In column line 67, change "embodying" to employing --T In column 5, line 13, change "M Bi (M' Ru )O- to Signed and sealed this 11 th day of May 1 971 (SEAL) Attest:

EDWARD M.FLETCHER,JR. WILLIAM E. SCHUYLER, JP Attesting Officer I Commissioner of Patents

Referenced by
Citing PatentFiling datePublication dateApplicantTitle
US3859232 *Dec 18, 1972Jan 7, 1975Bouchard Robert JosephSemiconducting metal oxides with the cubic ksbo' 3 'crystal structure
US3890251 *Oct 15, 1973Jun 17, 1975Du PontSemiconductive oxides
US3896055 *Jan 26, 1973Jul 22, 1975Du PontPyrochlore-related oxides containing copper and/or silver and resistor compositions thereof
US3900432 *Oct 15, 1973Aug 19, 1975Du PontVaristor compositions
US3928243 *Jul 3, 1974Dec 23, 1975Gen Motors CorpThick film resistor paste containing tantala glass
US3960778 *Feb 15, 1974Jun 1, 1976E. I. Du Pont De Nemours And CompanyPyrochlore-based thermistors
US3998980 *May 30, 1974Dec 21, 1976Hewlett-Packard CompanyFabrication of thick film resistors
US4124539 *Dec 2, 1977Nov 7, 1978Exxon Research & Engineering Co.Lead-ruthenium-iridium oxides
US4312770 *Jul 9, 1979Jan 26, 1982General Motors CorporationThick film resistor paste and resistors therefrom
US4397774 *Aug 14, 1980Aug 9, 1983U.S. Philips CorporationMethod of preparing resistance material and resistor bodies produced therewith
US4539223 *Dec 19, 1984Sep 3, 1985E. I. Du Pont De Nemours And CompanyThick film resistor compositions
US4574055 *Dec 12, 1984Mar 4, 1986Shoei Chemical Inc.Resistor compositions
US6989111Jul 16, 2003Jan 24, 2006Jacob HormadalyThick film compositions containing pyrochlore-related compounds
Classifications
U.S. Classification428/428, 252/519.13, 427/376.2, 252/519.12, 427/101, 252/518.1

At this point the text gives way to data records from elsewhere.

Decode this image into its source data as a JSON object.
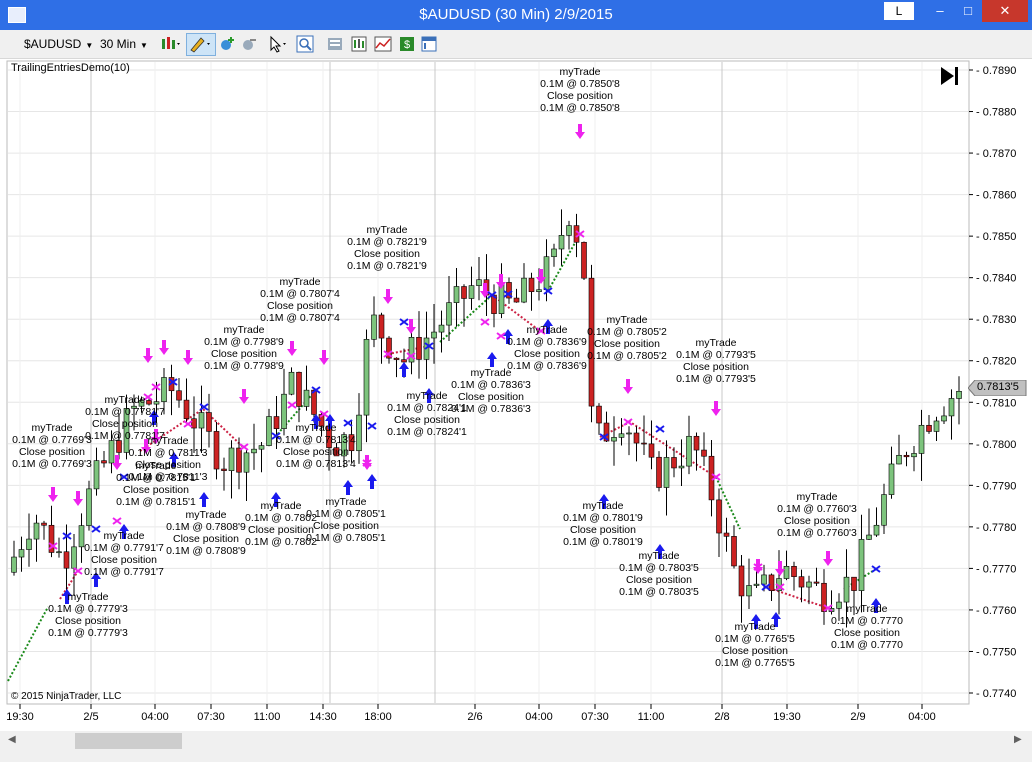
{
  "window": {
    "title": "$AUDUSD (30 Min)  2/9/2015",
    "layout_btn": "L",
    "minimize_label": "–",
    "maximize_label": "□",
    "close_label": "✕"
  },
  "toolbar": {
    "instrument": "$AUDUSD",
    "interval": "30 Min"
  },
  "chart": {
    "indicator_label": "TrailingEntriesDemo(10)",
    "copyright": "© 2015 NinjaTrader, LLC",
    "current_price": "0.7813'5",
    "y_ticks": [
      "0.7890",
      "0.7880",
      "0.7870",
      "0.7860",
      "0.7850",
      "0.7840",
      "0.7830",
      "0.7820",
      "0.7810",
      "0.7800",
      "0.7790",
      "0.7780",
      "0.7770",
      "0.7760",
      "0.7750",
      "0.7740"
    ],
    "x_ticks": [
      "19:30",
      "2/5",
      "04:00",
      "07:30",
      "11:00",
      "14:30",
      "18:00",
      "2/6",
      "04:00",
      "07:30",
      "11:00",
      "2/8",
      "19:30",
      "2/9",
      "04:00"
    ],
    "trades": [
      {
        "name": "myTrade",
        "l1": "0.1M @ 0.7850'8",
        "l2": "Close position",
        "l3": "0.1M @ 0.7850'8"
      },
      {
        "name": "myTrade",
        "l1": "0.1M @ 0.7821'9",
        "l2": "Close position",
        "l3": "0.1M @ 0.7821'9"
      },
      {
        "name": "myTrade",
        "l1": "0.1M @ 0.7805'2",
        "l2": "Close position",
        "l3": "0.1M @ 0.7805'2"
      },
      {
        "name": "myTrade",
        "l1": "0.1M @ 0.7793'5",
        "l2": "Close position",
        "l3": "0.1M @ 0.7793'5"
      },
      {
        "name": "myTrade",
        "l1": "0.1M @ 0.7798'9",
        "l2": "Close position",
        "l3": "0.1M @ 0.7798'9"
      },
      {
        "name": "myTrade",
        "l1": "0.1M @ 0.7807'4",
        "l2": "Close position",
        "l3": "0.1M @ 0.7807'4"
      },
      {
        "name": "myTrade",
        "l1": "0.1M @ 0.7836'9",
        "l2": "Close position",
        "l3": "0.1M @ 0.7836'9"
      },
      {
        "name": "myTrade",
        "l1": "0.1M @ 0.7836'3",
        "l2": "Close position",
        "l3": "0.1M @ 0.7836'3"
      },
      {
        "name": "myTrade",
        "l1": "0.1M @ 0.7824'1",
        "l2": "Close position",
        "l3": "0.1M @ 0.7824'1"
      },
      {
        "name": "myTrade",
        "l1": "0.1M @ 0.7813'4",
        "l2": "Close position",
        "l3": "0.1M @ 0.7813'4"
      },
      {
        "name": "myTrade",
        "l1": "0.1M @ 0.7802",
        "l2": "Close position",
        "l3": "0.1M @ 0.7802"
      },
      {
        "name": "myTrade",
        "l1": "0.1M @ 0.7805'1",
        "l2": "Close position",
        "l3": "0.1M @ 0.7805'1"
      },
      {
        "name": "myTrade",
        "l1": "0.1M @ 0.7801'9",
        "l2": "Close position",
        "l3": "0.1M @ 0.7801'9"
      },
      {
        "name": "myTrade",
        "l1": "0.1M @ 0.7803'5",
        "l2": "Close position",
        "l3": "0.1M @ 0.7803'5"
      },
      {
        "name": "myTrade",
        "l1": "0.1M @ 0.7808'9",
        "l2": "Close position",
        "l3": "0.1M @ 0.7808'9"
      },
      {
        "name": "myTrade",
        "l1": "0.1M @ 0.7791'7",
        "l2": "Close position",
        "l3": "0.1M @ 0.7791'7"
      },
      {
        "name": "myTrade",
        "l1": "0.1M @ 0.7815'1",
        "l2": "Close position",
        "l3": "0.1M @ 0.7815'1"
      },
      {
        "name": "myTrade",
        "l1": "0.1M @ 0.7811'3",
        "l2": "Close position",
        "l3": "0.1M @ 0.7811'3"
      },
      {
        "name": "myTrade",
        "l1": "0.1M @ 0.7760'3",
        "l2": "Close position",
        "l3": "0.1M @ 0.7760'3"
      },
      {
        "name": "myTrade",
        "l1": "0.1M @ 0.7770",
        "l2": "Close position",
        "l3": "0.1M @ 0.7770"
      },
      {
        "name": "myTrade",
        "l1": "0.1M @ 0.7765'5",
        "l2": "Close position",
        "l3": "0.1M @ 0.7765'5"
      },
      {
        "name": "myTrade",
        "l1": "0.1M @ 0.7779'3",
        "l2": "Close position",
        "l3": "0.1M @ 0.7779'3"
      },
      {
        "name": "myTrade",
        "l1": "0.1M @ 0.7769'3",
        "l2": "Close position",
        "l3": "0.1M @ 0.7769'3"
      },
      {
        "name": "myTrade",
        "l1": "0.1M @ 0.7781'7",
        "l2": "Close position",
        "l3": "0.1M @ 0.7781'7"
      }
    ]
  },
  "colors": {
    "titlebar": "#2f6fe6",
    "bull_candle": "#7dc47d",
    "bear_candle": "#cc2222",
    "buy_arrow": "#1a1aee",
    "sell_arrow": "#ee22ee",
    "trail_up": "#1a8a1a",
    "trail_down": "#cc2244"
  }
}
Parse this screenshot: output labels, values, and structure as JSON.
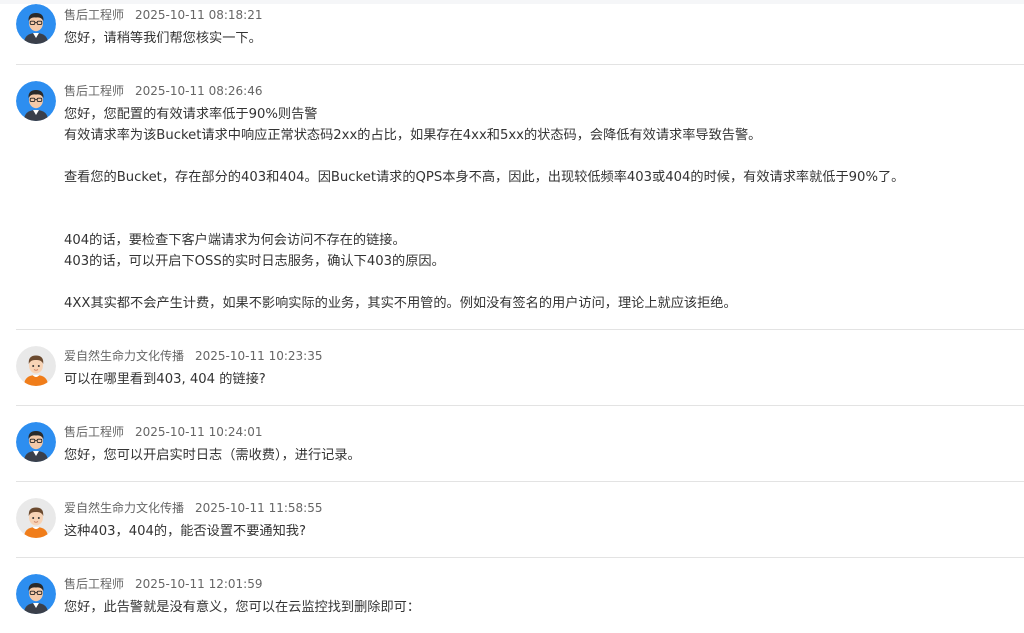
{
  "messages": [
    {
      "role": "engineer",
      "author": "售后工程师",
      "time": "2025-10-11 08:18:21",
      "lines": [
        "您好，请稍等我们帮您核实一下。"
      ]
    },
    {
      "role": "engineer",
      "author": "售后工程师",
      "time": "2025-10-11 08:26:46",
      "lines": [
        "您好，您配置的有效请求率低于90%则告警",
        "有效请求率为该Bucket请求中响应正常状态码2xx的占比，如果存在4xx和5xx的状态码，会降低有效请求率导致告警。",
        "",
        "查看您的Bucket，存在部分的403和404。因Bucket请求的QPS本身不高，因此，出现较低频率403或404的时候，有效请求率就低于90%了。",
        "",
        "",
        "404的话，要检查下客户端请求为何会访问不存在的链接。",
        "403的话，可以开启下OSS的实时日志服务，确认下403的原因。",
        "",
        "4XX其实都不会产生计费，如果不影响实际的业务，其实不用管的。例如没有签名的用户访问，理论上就应该拒绝。"
      ]
    },
    {
      "role": "customer",
      "author": "爱自然生命力文化传播",
      "time": "2025-10-11 10:23:35",
      "lines": [
        "可以在哪里看到403, 404 的链接?"
      ]
    },
    {
      "role": "engineer",
      "author": "售后工程师",
      "time": "2025-10-11 10:24:01",
      "lines": [
        "您好，您可以开启实时日志（需收费），进行记录。"
      ]
    },
    {
      "role": "customer",
      "author": "爱自然生命力文化传播",
      "time": "2025-10-11 11:58:55",
      "lines": [
        "这种403，404的，能否设置不要通知我?"
      ]
    },
    {
      "role": "engineer",
      "author": "售后工程师",
      "time": "2025-10-11 12:01:59",
      "lines": [
        "您好，此告警就是没有意义，您可以在云监控找到删除即可："
      ]
    }
  ],
  "colors": {
    "engineer_avatar_bg": "#2d8ef0",
    "customer_avatar_bg": "#e9e9e9",
    "divider": "#e3e3e3"
  },
  "icons": {
    "engineer": "engineer-avatar-icon",
    "customer": "customer-avatar-icon"
  }
}
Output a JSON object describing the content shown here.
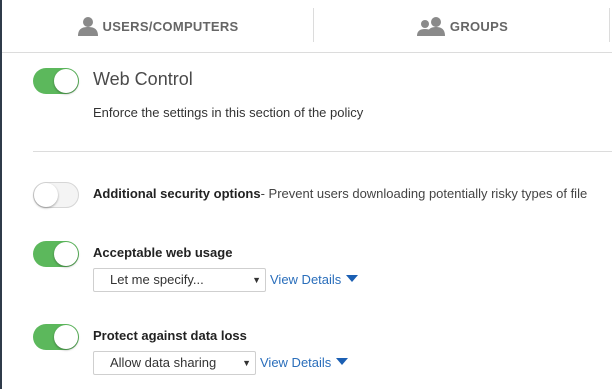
{
  "tabs": [
    {
      "label": "USERS/COMPUTERS",
      "icon": "user-icon"
    },
    {
      "label": "GROUPS",
      "icon": "group-icon"
    }
  ],
  "section": {
    "title": "Web Control",
    "description": "Enforce the settings in this section of the policy",
    "enabled": true
  },
  "options": [
    {
      "title": "Additional security options",
      "description": "- Prevent users downloading potentially risky types of file",
      "enabled": false
    },
    {
      "title": "Acceptable web usage",
      "enabled": true,
      "select_value": "Let me specify...",
      "view_details": "View Details"
    },
    {
      "title": "Protect against data loss",
      "enabled": true,
      "select_value": "Allow data sharing",
      "view_details": "View Details"
    }
  ],
  "colors": {
    "toggle_on": "#5cb85c",
    "link": "#2a6ebb",
    "rail": "#2f3b4a"
  }
}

International ClassificationH01C17/06, H01C17/065, H01B1/08
Cooperative ClassificationH01B1/08, H01C17/0654
European ClassificationH01B1/08, H01C17/065B2F2